Exercise description: The records below must be returned in full and unaltered.

Data provided:
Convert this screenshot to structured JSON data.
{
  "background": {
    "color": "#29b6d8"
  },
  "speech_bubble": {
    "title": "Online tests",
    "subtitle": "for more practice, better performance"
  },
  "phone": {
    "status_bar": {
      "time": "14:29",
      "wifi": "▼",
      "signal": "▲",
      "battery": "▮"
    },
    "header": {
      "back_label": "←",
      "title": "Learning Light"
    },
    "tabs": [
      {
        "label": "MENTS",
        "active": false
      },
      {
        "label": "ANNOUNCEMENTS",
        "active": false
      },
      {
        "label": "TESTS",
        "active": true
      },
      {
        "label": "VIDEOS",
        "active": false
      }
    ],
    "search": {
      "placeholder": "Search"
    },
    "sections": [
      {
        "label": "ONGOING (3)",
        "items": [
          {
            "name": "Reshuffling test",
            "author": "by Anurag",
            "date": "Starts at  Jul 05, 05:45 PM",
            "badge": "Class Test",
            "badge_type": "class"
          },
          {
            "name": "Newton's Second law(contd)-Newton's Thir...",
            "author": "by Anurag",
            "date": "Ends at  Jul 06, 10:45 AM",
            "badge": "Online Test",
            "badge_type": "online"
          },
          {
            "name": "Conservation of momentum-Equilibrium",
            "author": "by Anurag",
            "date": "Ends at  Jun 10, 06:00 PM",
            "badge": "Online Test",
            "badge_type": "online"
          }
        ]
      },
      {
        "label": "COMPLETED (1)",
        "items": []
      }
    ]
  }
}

Response:
Convert this screenshot to structured JSON data.
{
  "background": {
    "color": "#29b6d8"
  },
  "speech_bubble": {
    "title": "Online tests",
    "subtitle": "for more practice, better performance"
  },
  "phone": {
    "status_bar": {
      "time": "14:29",
      "wifi": "▼",
      "signal": "▲",
      "battery": "▮"
    },
    "header": {
      "back_label": "←",
      "title": "Learning Light"
    },
    "tabs": [
      {
        "label": "MENTS",
        "active": false
      },
      {
        "label": "ANNOUNCEMENTS",
        "active": false
      },
      {
        "label": "TESTS",
        "active": true
      },
      {
        "label": "VIDEOS",
        "active": false
      }
    ],
    "search": {
      "placeholder": "Search"
    },
    "sections": [
      {
        "label": "ONGOING (3)",
        "items": [
          {
            "name": "Reshuffling test",
            "author": "by Anurag",
            "date": "Starts at  Jul 05, 05:45 PM",
            "badge": "Class Test",
            "badge_type": "class"
          },
          {
            "name": "Newton's Second law(contd)-Newton's Thir...",
            "author": "by Anurag",
            "date": "Ends at  Jul 06, 10:45 AM",
            "badge": "Online Test",
            "badge_type": "online"
          },
          {
            "name": "Conservation of momentum-Equilibrium",
            "author": "by Anurag",
            "date": "Ends at  Jun 10, 06:00 PM",
            "badge": "Online Test",
            "badge_type": "online"
          }
        ]
      },
      {
        "label": "COMPLETED (1)",
        "items": []
      }
    ]
  }
}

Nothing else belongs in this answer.